Verification of orthonormality

PLACEHOLDER FOR INFORMATION TO BE FILLED IN: [SHOW MORE]

Embeddings

Embeddings in general linear groups and special linear groups

As discussed above, this representation can always be realized over a finite field of characteristic not equal to two. Moreover, for any finite field of characteristic not equal to two, the representation is faithful and gives an embedding of the quaternion group in the general linear group of degree two over the field. In fact, the embedding goes inside the special linear group of degree two, because all matrices have determinant 1. Further, since the representation is unique up to equivalence of representations, and it is the only faithful representation of degree two, this forces the subgroup to be an isomorph-conjugate subgroup in the general linear group (though it's unclear whether the conjugation can be done within the special linear group as well).

We look at some particular finite fields:

Field size Field information General linear group of degree two Special linear group of degree two Embedding in general linear group Embedding in special linear group
3 field:F3 general linear group:GL(2,3) special linear group:SL(2,3) Q8 in GL(2,3) Q8 in SL(2,3)
5 field:F5 general linear group:GL(2,5) special linear group:SL(2,5) Q8 in GL(2,5) Q8 in SL(2,5)

Relation with supergroups

Representations of supergroups that restrict to this representation on the quaternion group
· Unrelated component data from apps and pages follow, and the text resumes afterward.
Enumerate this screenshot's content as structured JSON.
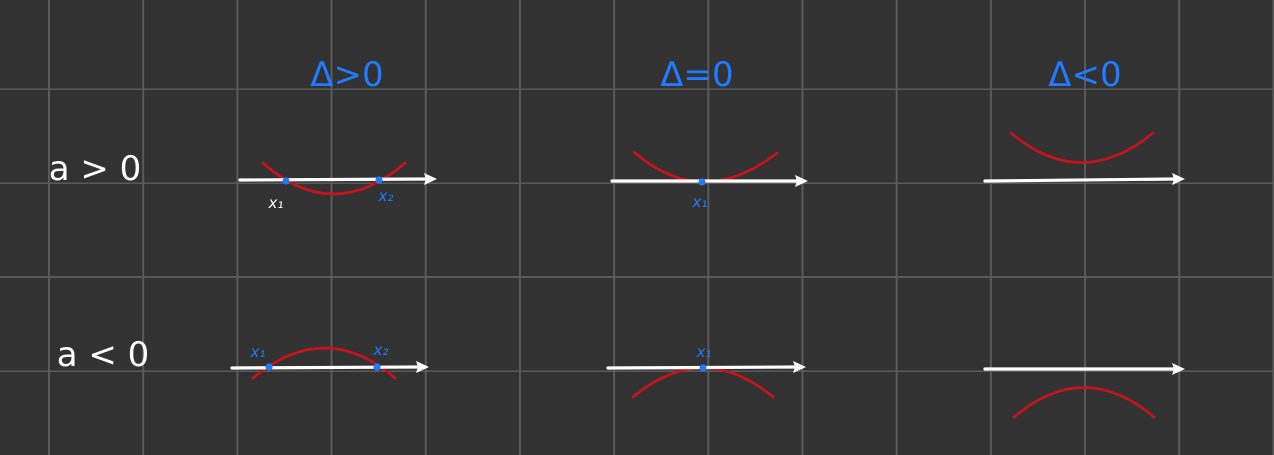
{
  "columns": [
    {
      "label": "Δ>0"
    },
    {
      "label": "Δ=0"
    },
    {
      "label": "Δ<0"
    }
  ],
  "rows": [
    {
      "label": "a > 0"
    },
    {
      "label": "a < 0"
    }
  ],
  "roots": {
    "r1c1_x1": "x₁",
    "r1c1_x2": "x₂",
    "r1c2_x1": "x₁",
    "r2c1_x1": "x₁",
    "r2c1_x2": "x₂",
    "r2c2_x1": "x₁"
  },
  "colors": {
    "background": "#323232",
    "grid": "#5a5a5a",
    "axis": "#ffffff",
    "parabola": "#c8121a",
    "accent": "#1f7bff"
  }
}
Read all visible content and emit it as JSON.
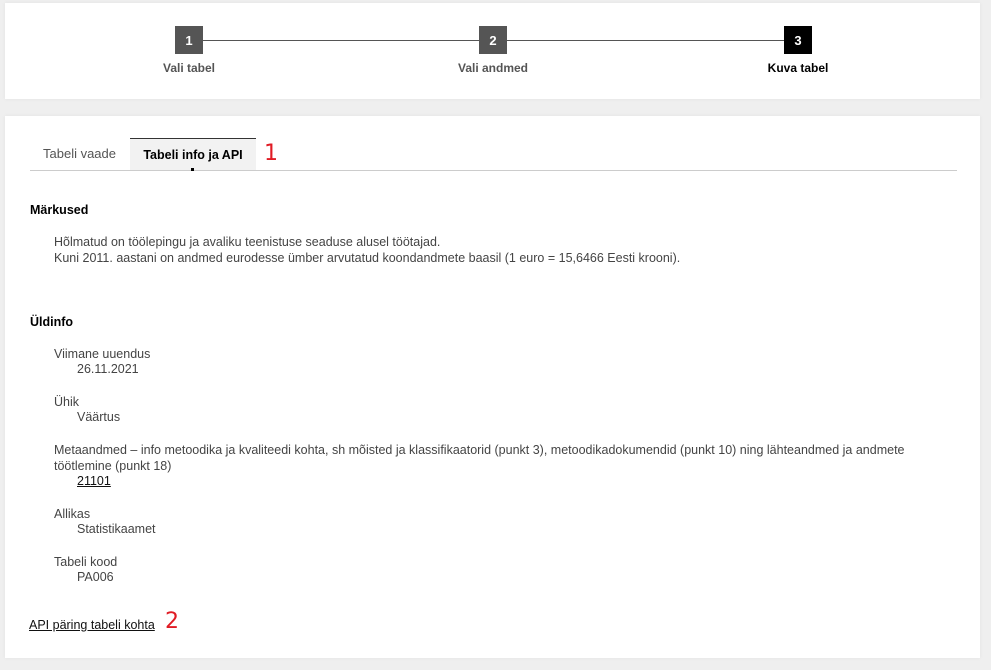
{
  "stepper": {
    "steps": [
      {
        "number": "1",
        "label": "Vali tabel"
      },
      {
        "number": "2",
        "label": "Vali andmed"
      },
      {
        "number": "3",
        "label": "Kuva tabel"
      }
    ]
  },
  "tabs": [
    {
      "label": "Tabeli vaade"
    },
    {
      "label": "Tabeli info ja API"
    }
  ],
  "markers": [
    "1",
    "2"
  ],
  "notes": {
    "title": "Märkused",
    "lines": [
      "Hõlmatud on töölepingu ja avaliku teenistuse seaduse alusel töötajad.",
      "Kuni 2011. aastani on andmed eurodesse ümber arvutatud koondandmete baasil (1 euro = 15,6466 Eesti krooni)."
    ]
  },
  "general": {
    "title": "Üldinfo",
    "last_update": {
      "label": "Viimane uuendus",
      "value": "26.11.2021"
    },
    "unit": {
      "label": "Ühik",
      "value": "Väärtus"
    },
    "metadata": {
      "label": "Metaandmed – info metoodika ja kvaliteedi kohta, sh mõisted ja klassifikaatorid (punkt 3), metoodikadokumendid (punkt 10) ning lähteandmed ja andmete töötlemine (punkt 18)",
      "value": "21101"
    },
    "source": {
      "label": "Allikas",
      "value": "Statistikaamet"
    },
    "table_code": {
      "label": "Tabeli kood",
      "value": "PA006"
    }
  },
  "api_link": "API päring tabeli kohta",
  "colors": {
    "active_step": "#000000",
    "inactive_step": "#555555",
    "marker": "#e01b24"
  }
}
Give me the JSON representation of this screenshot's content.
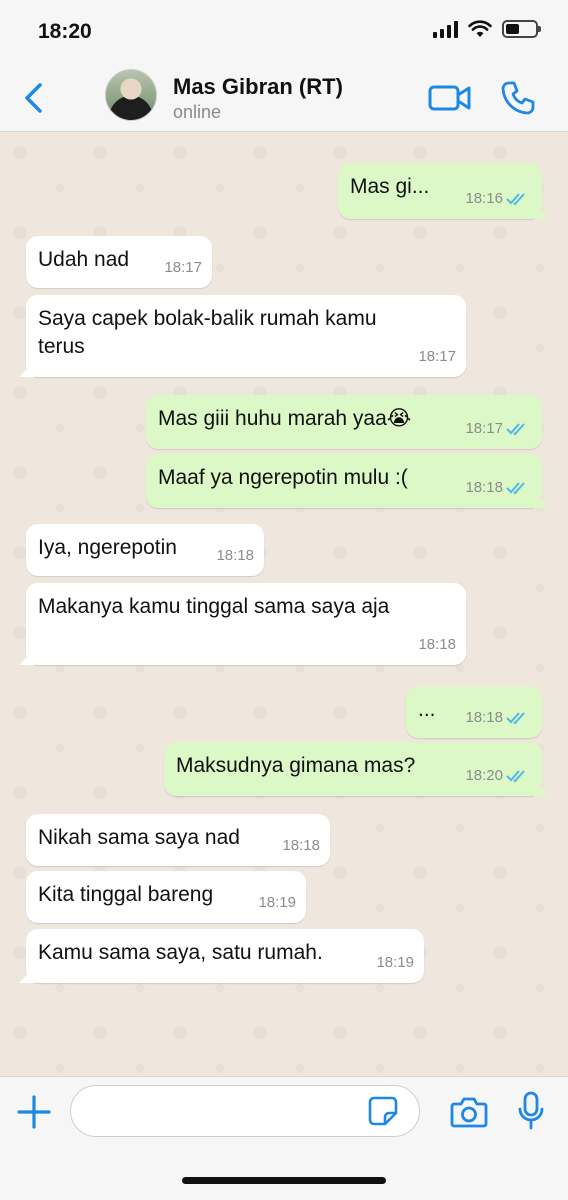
{
  "status_bar": {
    "time": "18:20"
  },
  "header": {
    "contact_name": "Mas Gibran (RT)",
    "contact_status": "online",
    "icons": [
      "chevron-left-icon",
      "video-camera-icon",
      "phone-icon"
    ]
  },
  "colors": {
    "accent": "#1e88e5",
    "outgoing_bubble": "#dcf8c6",
    "incoming_bubble": "#ffffff",
    "chat_background": "#efe7dd",
    "read_ticks": "#4fb6ec"
  },
  "messages": [
    {
      "direction": "out",
      "text": "Mas gi...",
      "time": "18:16",
      "read": true
    },
    {
      "direction": "in",
      "text": "Udah nad",
      "time": "18:17"
    },
    {
      "direction": "in",
      "text": "Saya capek bolak-balik rumah kamu terus",
      "time": "18:17"
    },
    {
      "direction": "out",
      "text": "Mas giii huhu marah yaa😭",
      "time": "18:17",
      "read": true
    },
    {
      "direction": "out",
      "text": "Maaf ya ngerepotin mulu :(",
      "time": "18:18",
      "read": true
    },
    {
      "direction": "in",
      "text": "Iya, ngerepotin",
      "time": "18:18"
    },
    {
      "direction": "in",
      "text": "Makanya kamu tinggal sama saya aja",
      "time": "18:18"
    },
    {
      "direction": "out",
      "text": "...",
      "time": "18:18",
      "read": true
    },
    {
      "direction": "out",
      "text": "Maksudnya gimana mas?",
      "time": "18:20",
      "read": true
    },
    {
      "direction": "in",
      "text": "Nikah sama saya nad",
      "time": "18:18"
    },
    {
      "direction": "in",
      "text": "Kita tinggal bareng",
      "time": "18:19"
    },
    {
      "direction": "in",
      "text": "Kamu sama saya, satu rumah.",
      "time": "18:19"
    }
  ],
  "composer": {
    "value": "",
    "icons": [
      "plus-icon",
      "sticker-icon",
      "camera-icon",
      "microphone-icon"
    ]
  }
}
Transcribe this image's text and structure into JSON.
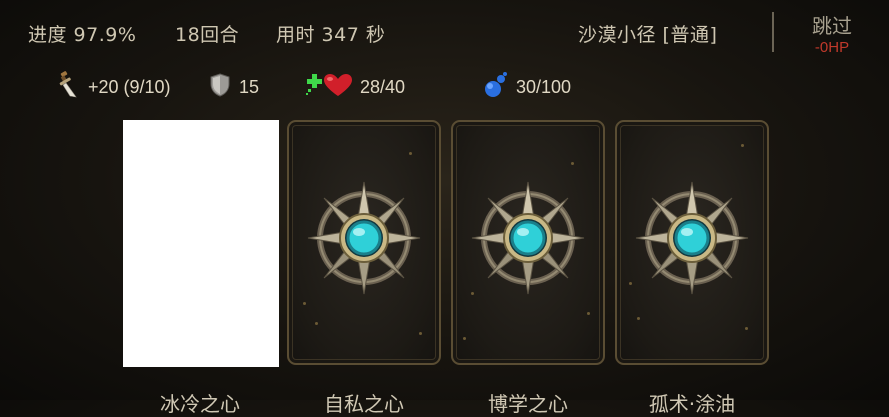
{
  "status": {
    "progress": "进度 97.9%",
    "rounds": "18回合",
    "time": "用时 347 秒",
    "stage": "沙漠小径 [普通]"
  },
  "skip": {
    "label": "跳过",
    "cost": "-0HP"
  },
  "stats": {
    "attack": "+20 (9/10)",
    "armor": "15",
    "health": "28/40",
    "mana": "30/100"
  },
  "icons": {
    "attack": "dagger-icon",
    "armor": "shield-icon",
    "health": "heal-heart-icon",
    "mana": "mana-potion-icon",
    "card_back": "compass-star-gem-icon"
  },
  "cards": [
    {
      "label": "冰冷之心"
    },
    {
      "label": "自私之心"
    },
    {
      "label": "博学之心"
    },
    {
      "label": "孤术·涂油"
    }
  ],
  "colors": {
    "gem": "#2fd0d8",
    "cost_red": "#c0392b",
    "card_border": "#5a4d33"
  }
}
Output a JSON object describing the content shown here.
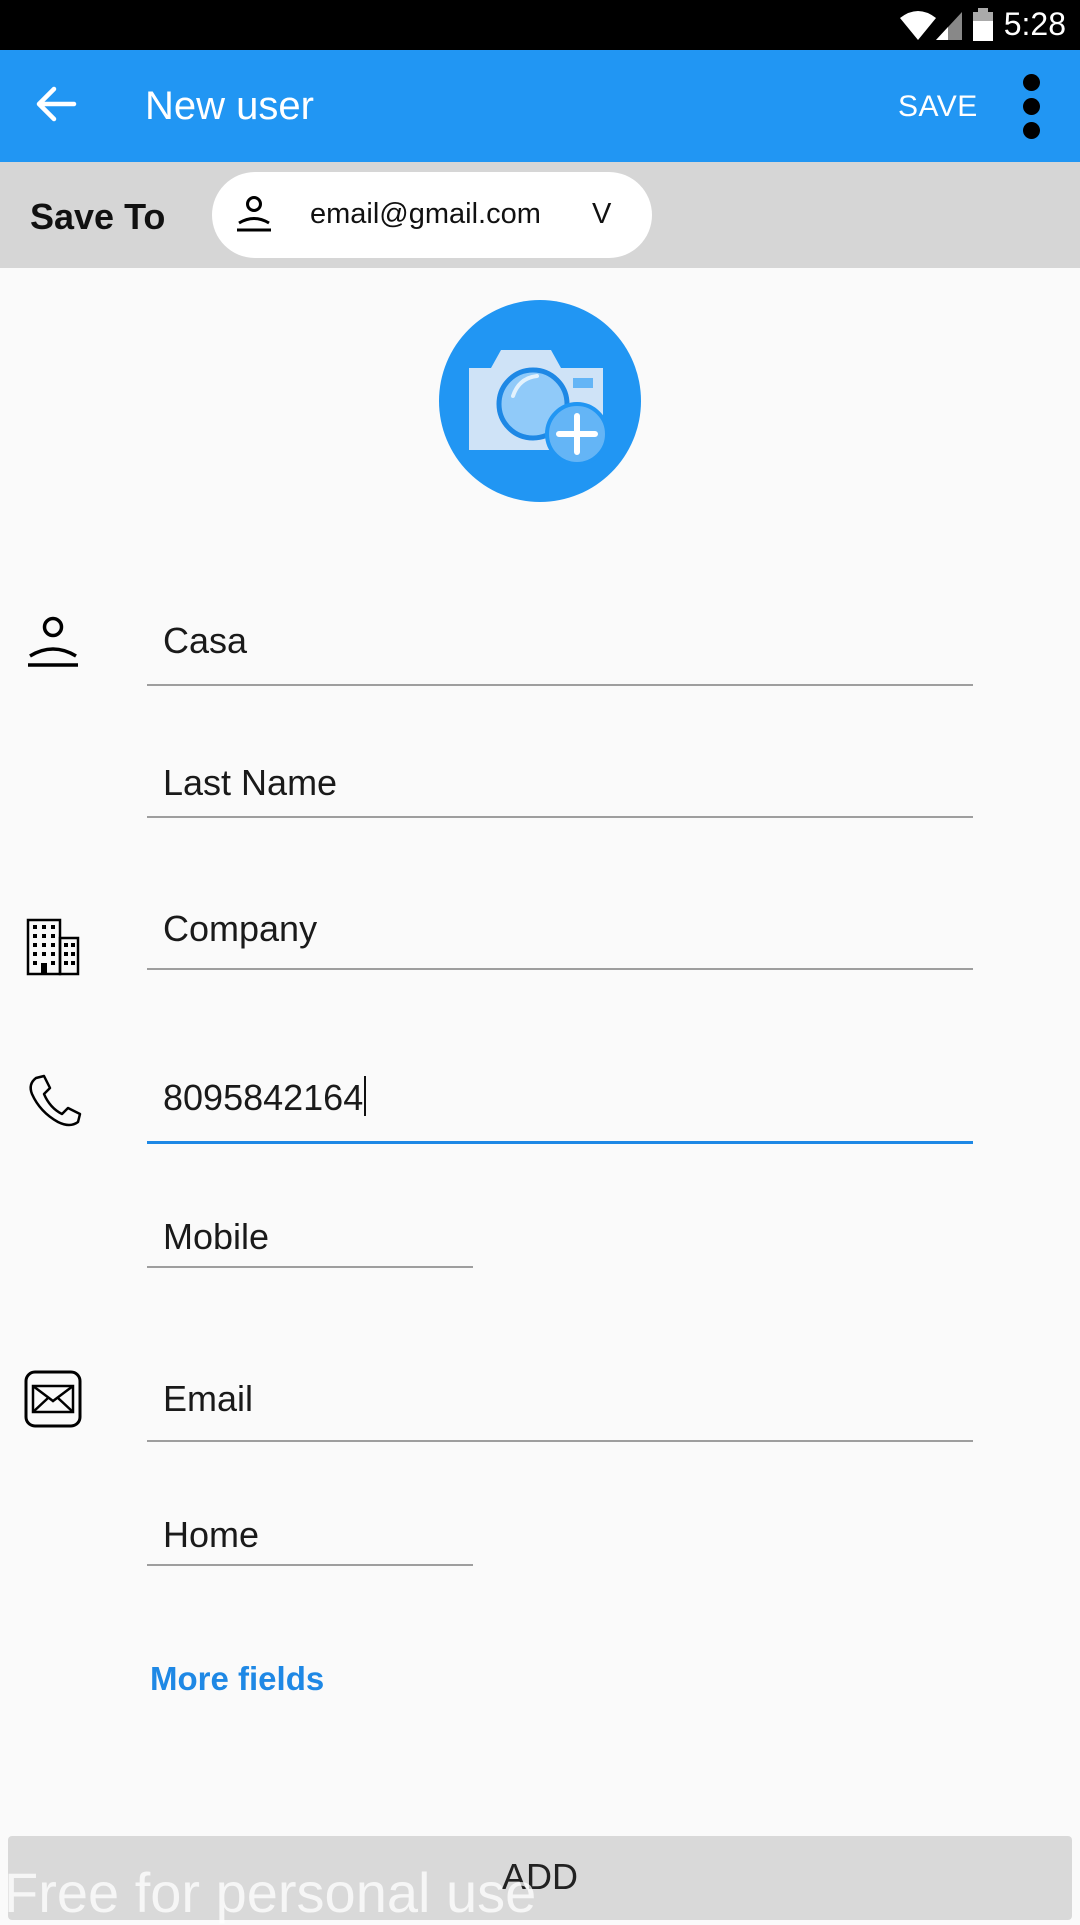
{
  "status_bar": {
    "time": "5:28",
    "icons": [
      "wifi-icon",
      "signal-icon",
      "battery-icon"
    ]
  },
  "app_bar": {
    "title": "New user",
    "back_icon": "arrow-left-icon",
    "save_label": "SAVE",
    "more_icon": "more-vertical-icon",
    "color": "#2196f3"
  },
  "save_to": {
    "label": "Save To",
    "account_icon": "person-icon",
    "account": "email@gmail.com",
    "chevron": "V"
  },
  "photo": {
    "icon": "add-photo-camera-icon"
  },
  "form": {
    "first_name": {
      "value": "Casa",
      "icon": "person-icon"
    },
    "last_name": {
      "placeholder": "Last Name"
    },
    "company": {
      "placeholder": "Company",
      "icon": "building-icon"
    },
    "phone": {
      "value": "8095842164",
      "icon": "phone-icon",
      "focused": true
    },
    "phone_type": {
      "value": "Mobile"
    },
    "email": {
      "placeholder": "Email",
      "icon": "envelope-icon"
    },
    "email_type": {
      "value": "Home"
    }
  },
  "more_fields_label": "More fields",
  "add_label": "ADD",
  "watermark": "Free for personal use",
  "colors": {
    "accent": "#1e88e5",
    "save_to_bar": "#d6d6d6",
    "add_button": "#d9d9d9"
  }
}
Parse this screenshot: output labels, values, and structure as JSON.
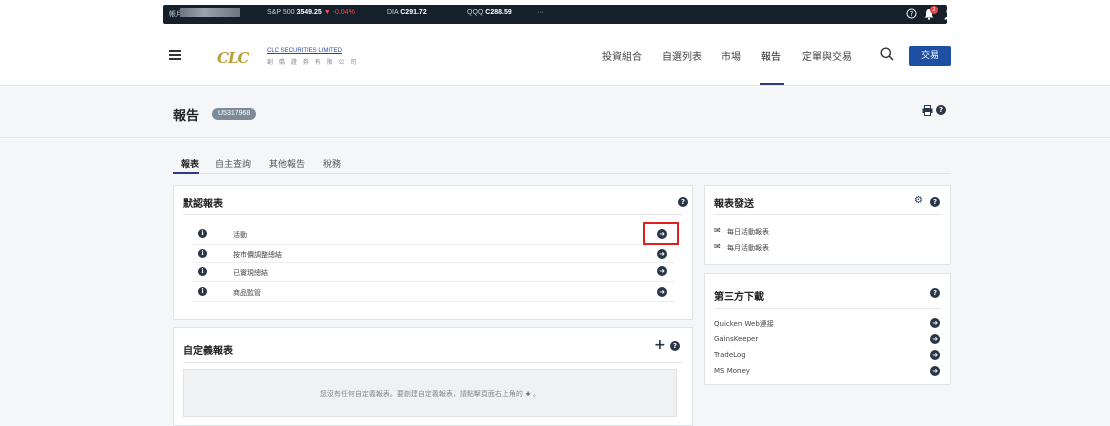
{
  "ticker": {
    "account_label": "帳戶",
    "sp500_label": "S&P 500",
    "sp500_value": "3549.25",
    "sp500_change": "▼ -0.04%",
    "dia_label": "DIA",
    "dia_value": "C291.72",
    "qqq_label": "QQQ",
    "qqq_value": "C288.59",
    "more": "···",
    "notification_count": "2"
  },
  "header": {
    "logo_mark": "CLC",
    "logo_en": "CLC SECURITIES LIMITED",
    "logo_cn": "創 僑 證 券 有 限 公 司",
    "nav": [
      "投資組合",
      "自選列表",
      "市場",
      "報告",
      "定單與交易"
    ],
    "active_nav": "報告",
    "trade_button": "交易"
  },
  "page": {
    "title": "報告",
    "account_id": "U5317968"
  },
  "tabs": [
    "報表",
    "自主查詢",
    "其他報告",
    "稅務"
  ],
  "default_reports": {
    "title": "默認報表",
    "rows": [
      "活動",
      "按市價調整總結",
      "已實現總結",
      "商品監管"
    ]
  },
  "custom_reports": {
    "title": "自定義報表",
    "empty_text": "您沒有任何自定義報表。要創建自定義報表，請點擊頁面右上角的",
    "empty_suffix": "。"
  },
  "report_delivery": {
    "title": "報表發送",
    "items": [
      "每日活動報表",
      "每月活動報表"
    ]
  },
  "third_party": {
    "title": "第三方下載",
    "items": [
      "Quicken Web連接",
      "GainsKeeper",
      "TradeLog",
      "MS Money"
    ]
  },
  "colors": {
    "brand_blue": "#1e4fa3",
    "dark_icon": "#2a3548",
    "highlight_red": "#e02020",
    "logo_gold": "#b99f3a"
  }
}
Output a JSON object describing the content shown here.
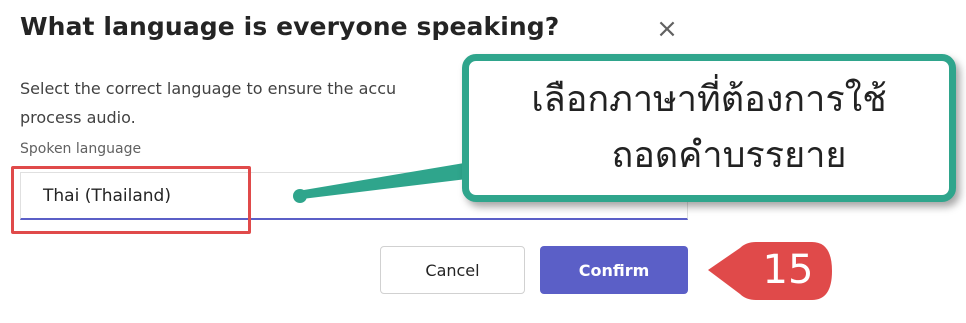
{
  "dialog": {
    "title": "What language is everyone speaking?",
    "close_icon": "close-icon",
    "description": "Select the correct language to ensure the accu… process audio.",
    "description_line1": "Select the correct language to ensure the accu",
    "description_line2": "process audio.",
    "field_label": "Spoken language",
    "selected_language": "Thai (Thailand)",
    "cancel_label": "Cancel",
    "confirm_label": "Confirm"
  },
  "annotation": {
    "callout_line1": "เลือกภาษาที่ต้องการใช้",
    "callout_line2": "ถอดคำบรรยาย",
    "step_number": "15",
    "highlight_color": "#e04a4a",
    "callout_color": "#2fa58c",
    "badge_color": "#e04a4a"
  },
  "colors": {
    "accent": "#5b5fc7"
  }
}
Note that by Frobenius reciprocity, it also turns out that these representations are contained in the induced representation from the quaternion group.

Group Order Quaternion group as subgroup of this group Quaternionic representation(s) (if any) that restricts to the representation on the quaternion group Other representations that restrict to the representation on quaternion group
semidihedral group:SD16 16 Q8 in SD16 faithful irreducible representation of semidihedral group:SD16 (two representations)
generalized quaternion group:Q16 16 Q8 in Q16 faithful irreducible representation of generalized quaternion group:Q16 (two representations)
special linear group:SL(2,3) 24 Q8 in SL(2,3) quaternionic representation of special linear group:SL(2,3) two other representations